Wolf faced two former major leaguers -- first baseman Erubiel Durazo and catcher Ben Davis -- who are playing for the New York Yankees' extended spring team. Durazo struck out, and Davis got one of two singles off Wolf.
"I felt great," Wolf said. "It went a lot better than I thought it was going to go. The main thing I wanted to do was basically just go out there and throw strikes and mix my pitches a little bit. Get back into the mode of pitching, setting guys up, and I really felt like I accomplished that."
Wolf threw 19 of 26 pitches for strikes.
"Threw some good change-ups," Wolf said. "Threw my curveball for strikes, fastballs for strikes where I wanted to. That's pretty much all I could ask for right now."
I'm trying to keep my expectations reasonable for Wolf: guys in their first year back from TJ surgery often strugle with their command, and for a pitcher like Wolf who doesn't throw particularly hard, command is the key to everything.

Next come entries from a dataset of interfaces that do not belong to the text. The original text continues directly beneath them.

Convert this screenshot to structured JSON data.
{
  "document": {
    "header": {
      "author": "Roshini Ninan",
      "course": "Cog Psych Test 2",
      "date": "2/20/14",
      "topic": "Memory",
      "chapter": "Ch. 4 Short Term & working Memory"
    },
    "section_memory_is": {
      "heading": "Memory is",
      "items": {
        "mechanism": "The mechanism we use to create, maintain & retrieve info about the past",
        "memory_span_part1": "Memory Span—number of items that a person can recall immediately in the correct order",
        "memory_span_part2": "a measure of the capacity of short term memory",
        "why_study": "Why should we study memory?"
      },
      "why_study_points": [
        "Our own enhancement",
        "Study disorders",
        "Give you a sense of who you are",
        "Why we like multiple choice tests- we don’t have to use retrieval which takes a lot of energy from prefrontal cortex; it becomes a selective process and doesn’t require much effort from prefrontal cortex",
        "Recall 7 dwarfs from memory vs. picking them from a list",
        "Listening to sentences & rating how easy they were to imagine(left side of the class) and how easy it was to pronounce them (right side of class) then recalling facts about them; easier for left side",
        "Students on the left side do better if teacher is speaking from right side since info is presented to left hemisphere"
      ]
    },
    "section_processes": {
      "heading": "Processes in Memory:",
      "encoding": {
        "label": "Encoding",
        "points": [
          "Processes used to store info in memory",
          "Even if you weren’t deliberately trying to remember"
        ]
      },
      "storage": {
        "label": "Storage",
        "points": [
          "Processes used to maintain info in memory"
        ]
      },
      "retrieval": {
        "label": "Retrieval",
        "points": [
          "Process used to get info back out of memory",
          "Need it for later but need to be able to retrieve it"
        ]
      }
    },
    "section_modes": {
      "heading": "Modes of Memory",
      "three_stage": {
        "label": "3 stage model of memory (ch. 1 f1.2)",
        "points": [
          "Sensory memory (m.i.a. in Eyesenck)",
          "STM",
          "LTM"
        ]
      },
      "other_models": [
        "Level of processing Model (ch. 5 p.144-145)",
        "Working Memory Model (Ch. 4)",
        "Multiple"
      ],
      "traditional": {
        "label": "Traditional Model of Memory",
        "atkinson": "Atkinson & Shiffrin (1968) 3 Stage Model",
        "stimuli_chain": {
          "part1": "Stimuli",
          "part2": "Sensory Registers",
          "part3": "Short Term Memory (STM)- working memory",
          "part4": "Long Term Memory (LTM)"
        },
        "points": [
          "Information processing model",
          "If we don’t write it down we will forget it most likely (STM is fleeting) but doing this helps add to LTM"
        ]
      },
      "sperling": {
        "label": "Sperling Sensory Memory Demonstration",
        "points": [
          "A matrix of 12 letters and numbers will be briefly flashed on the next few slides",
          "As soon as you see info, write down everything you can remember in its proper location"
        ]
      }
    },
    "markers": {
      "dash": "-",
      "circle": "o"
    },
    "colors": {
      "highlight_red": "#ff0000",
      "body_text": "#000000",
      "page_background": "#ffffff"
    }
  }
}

Still, the guy has been one of my favorite Phillies since he came into the organization in 1997, and I'd love to see him come back and contribute to a stretch run. Given the tendency of pitchers to be "better than ever" in their second year after the surgery, and the $9 million the club is paying Wolf for his rehab this season, I'd be even happier to see him re-up with the Phils for a low base plus a lot of incentives for 2007. A Myers/Hamels/Wolf/Lieber rotation base, with a free agent signee or development from Madson or Floyd, could be pretty strong.